- [TASK REQUIREMENTS]
Once more, print the records exactly as given.

- [ENTRIES SHOWN]

-=-=-

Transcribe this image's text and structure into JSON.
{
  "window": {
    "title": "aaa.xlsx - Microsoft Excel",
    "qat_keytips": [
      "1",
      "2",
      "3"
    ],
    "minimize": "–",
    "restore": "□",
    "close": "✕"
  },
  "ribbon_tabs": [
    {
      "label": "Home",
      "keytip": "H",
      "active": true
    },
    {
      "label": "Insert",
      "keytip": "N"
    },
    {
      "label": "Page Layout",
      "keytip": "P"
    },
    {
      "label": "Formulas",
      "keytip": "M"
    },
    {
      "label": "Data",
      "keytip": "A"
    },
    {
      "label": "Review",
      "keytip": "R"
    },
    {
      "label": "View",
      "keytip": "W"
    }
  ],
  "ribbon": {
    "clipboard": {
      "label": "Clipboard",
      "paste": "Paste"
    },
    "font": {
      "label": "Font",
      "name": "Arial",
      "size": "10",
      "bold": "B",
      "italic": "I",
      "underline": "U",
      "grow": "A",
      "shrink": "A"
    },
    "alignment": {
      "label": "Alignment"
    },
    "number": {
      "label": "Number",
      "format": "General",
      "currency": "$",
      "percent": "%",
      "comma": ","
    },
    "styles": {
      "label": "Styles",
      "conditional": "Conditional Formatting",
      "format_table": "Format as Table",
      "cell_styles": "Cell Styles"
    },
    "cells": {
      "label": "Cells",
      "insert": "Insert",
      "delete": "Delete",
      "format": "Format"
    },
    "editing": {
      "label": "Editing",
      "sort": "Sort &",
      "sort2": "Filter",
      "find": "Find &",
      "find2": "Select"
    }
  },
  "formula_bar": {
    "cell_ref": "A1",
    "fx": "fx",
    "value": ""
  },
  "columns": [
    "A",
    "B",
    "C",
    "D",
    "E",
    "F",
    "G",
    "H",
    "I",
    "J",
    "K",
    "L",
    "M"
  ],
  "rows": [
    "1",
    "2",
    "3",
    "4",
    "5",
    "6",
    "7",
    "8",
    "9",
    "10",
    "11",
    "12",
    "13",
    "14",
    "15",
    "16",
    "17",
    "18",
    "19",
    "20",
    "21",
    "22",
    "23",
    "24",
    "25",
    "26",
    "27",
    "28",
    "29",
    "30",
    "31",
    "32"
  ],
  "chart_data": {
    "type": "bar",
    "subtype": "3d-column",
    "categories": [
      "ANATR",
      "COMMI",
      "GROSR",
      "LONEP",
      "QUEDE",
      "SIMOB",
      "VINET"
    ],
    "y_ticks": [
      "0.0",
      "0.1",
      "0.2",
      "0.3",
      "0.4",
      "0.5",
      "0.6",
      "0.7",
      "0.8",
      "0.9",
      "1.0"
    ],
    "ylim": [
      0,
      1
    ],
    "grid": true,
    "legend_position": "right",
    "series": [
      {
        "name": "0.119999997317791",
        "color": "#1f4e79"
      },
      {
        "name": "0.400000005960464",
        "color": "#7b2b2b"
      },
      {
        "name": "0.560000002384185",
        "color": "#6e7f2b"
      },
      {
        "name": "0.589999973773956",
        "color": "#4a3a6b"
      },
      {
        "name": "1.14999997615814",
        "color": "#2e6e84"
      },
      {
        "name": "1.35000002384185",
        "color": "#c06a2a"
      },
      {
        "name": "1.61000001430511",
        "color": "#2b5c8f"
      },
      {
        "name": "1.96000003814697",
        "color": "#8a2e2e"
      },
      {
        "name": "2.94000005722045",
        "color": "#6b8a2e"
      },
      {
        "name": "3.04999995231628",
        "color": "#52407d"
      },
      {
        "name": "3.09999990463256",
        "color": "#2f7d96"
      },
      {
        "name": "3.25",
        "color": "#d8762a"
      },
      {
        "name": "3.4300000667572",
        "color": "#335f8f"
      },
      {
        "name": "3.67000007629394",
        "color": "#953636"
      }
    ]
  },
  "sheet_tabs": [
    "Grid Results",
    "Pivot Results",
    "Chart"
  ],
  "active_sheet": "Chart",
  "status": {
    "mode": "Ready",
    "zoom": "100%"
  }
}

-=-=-

- [FINISHED TASK]
Transcribe this image's text and structure into JSON.
{
  "window": {
    "title": "aaa.xlsx - Microsoft Excel",
    "qat_keytips": [
      "1",
      "2",
      "3"
    ],
    "minimize": "–",
    "restore": "□",
    "close": "✕"
  },
  "ribbon_tabs": [
    {
      "label": "Home",
      "keytip": "H",
      "active": true
    },
    {
      "label": "Insert",
      "keytip": "N"
    },
    {
      "label": "Page Layout",
      "keytip": "P"
    },
    {
      "label": "Formulas",
      "keytip": "M"
    },
    {
      "label": "Data",
      "keytip": "A"
    },
    {
      "label": "Review",
      "keytip": "R"
    },
    {
      "label": "View",
      "keytip": "W"
    }
  ],
  "ribbon": {
    "clipboard": {
      "label": "Clipboard",
      "paste": "Paste"
    },
    "font": {
      "label": "Font",
      "name": "Arial",
      "size": "10",
      "bold": "B",
      "italic": "I",
      "underline": "U",
      "grow": "A",
      "shrink": "A"
    },
    "alignment": {
      "label": "Alignment"
    },
    "number": {
      "label": "Number",
      "format": "General",
      "currency": "$",
      "percent": "%",
      "comma": ","
    },
    "styles": {
      "label": "Styles",
      "conditional": "Conditional Formatting",
      "format_table": "Format as Table",
      "cell_styles": "Cell Styles"
    },
    "cells": {
      "label": "Cells",
      "insert": "Insert",
      "delete": "Delete",
      "format": "Format"
    },
    "editing": {
      "label": "Editing",
      "sort": "Sort &",
      "sort2": "Filter",
      "find": "Find &",
      "find2": "Select"
    }
  },
  "formula_bar": {
    "cell_ref": "A1",
    "fx": "fx",
    "value": ""
  },
  "columns": [
    "A",
    "B",
    "C",
    "D",
    "E",
    "F",
    "G",
    "H",
    "I",
    "J",
    "K",
    "L",
    "M"
  ],
  "rows": [
    "1",
    "2",
    "3",
    "4",
    "5",
    "6",
    "7",
    "8",
    "9",
    "10",
    "11",
    "12",
    "13",
    "14",
    "15",
    "16",
    "17",
    "18",
    "19",
    "20",
    "21",
    "22",
    "23",
    "24",
    "25",
    "26",
    "27",
    "28",
    "29",
    "30",
    "31",
    "32"
  ],
  "chart_data": {
    "type": "bar",
    "subtype": "3d-column",
    "categories": [
      "ANATR",
      "COMMI",
      "GROSR",
      "LONEP",
      "QUEDE",
      "SIMOB",
      "VINET"
    ],
    "y_ticks": [
      "0.0",
      "0.1",
      "0.2",
      "0.3",
      "0.4",
      "0.5",
      "0.6",
      "0.7",
      "0.8",
      "0.9",
      "1.0"
    ],
    "ylim": [
      0,
      1
    ],
    "grid": true,
    "legend_position": "right",
    "series": [
      {
        "name": "0.119999997317791",
        "color": "#1f4e79"
      },
      {
        "name": "0.400000005960464",
        "color": "#7b2b2b"
      },
      {
        "name": "0.560000002384185",
        "color": "#6e7f2b"
      },
      {
        "name": "0.589999973773956",
        "color": "#4a3a6b"
      },
      {
        "name": "1.14999997615814",
        "color": "#2e6e84"
      },
      {
        "name": "1.35000002384185",
        "color": "#c06a2a"
      },
      {
        "name": "1.61000001430511",
        "color": "#2b5c8f"
      },
      {
        "name": "1.96000003814697",
        "color": "#8a2e2e"
      },
      {
        "name": "2.94000005722045",
        "color": "#6b8a2e"
      },
      {
        "name": "3.04999995231628",
        "color": "#52407d"
      },
      {
        "name": "3.09999990463256",
        "color": "#2f7d96"
      },
      {
        "name": "3.25",
        "color": "#d8762a"
      },
      {
        "name": "3.4300000667572",
        "color": "#335f8f"
      },
      {
        "name": "3.67000007629394",
        "color": "#953636"
      }
    ]
  },
  "sheet_tabs": [
    "Grid Results",
    "Pivot Results",
    "Chart"
  ],
  "active_sheet": "Chart",
  "status": {
    "mode": "Ready",
    "zoom": "100%"
  }
}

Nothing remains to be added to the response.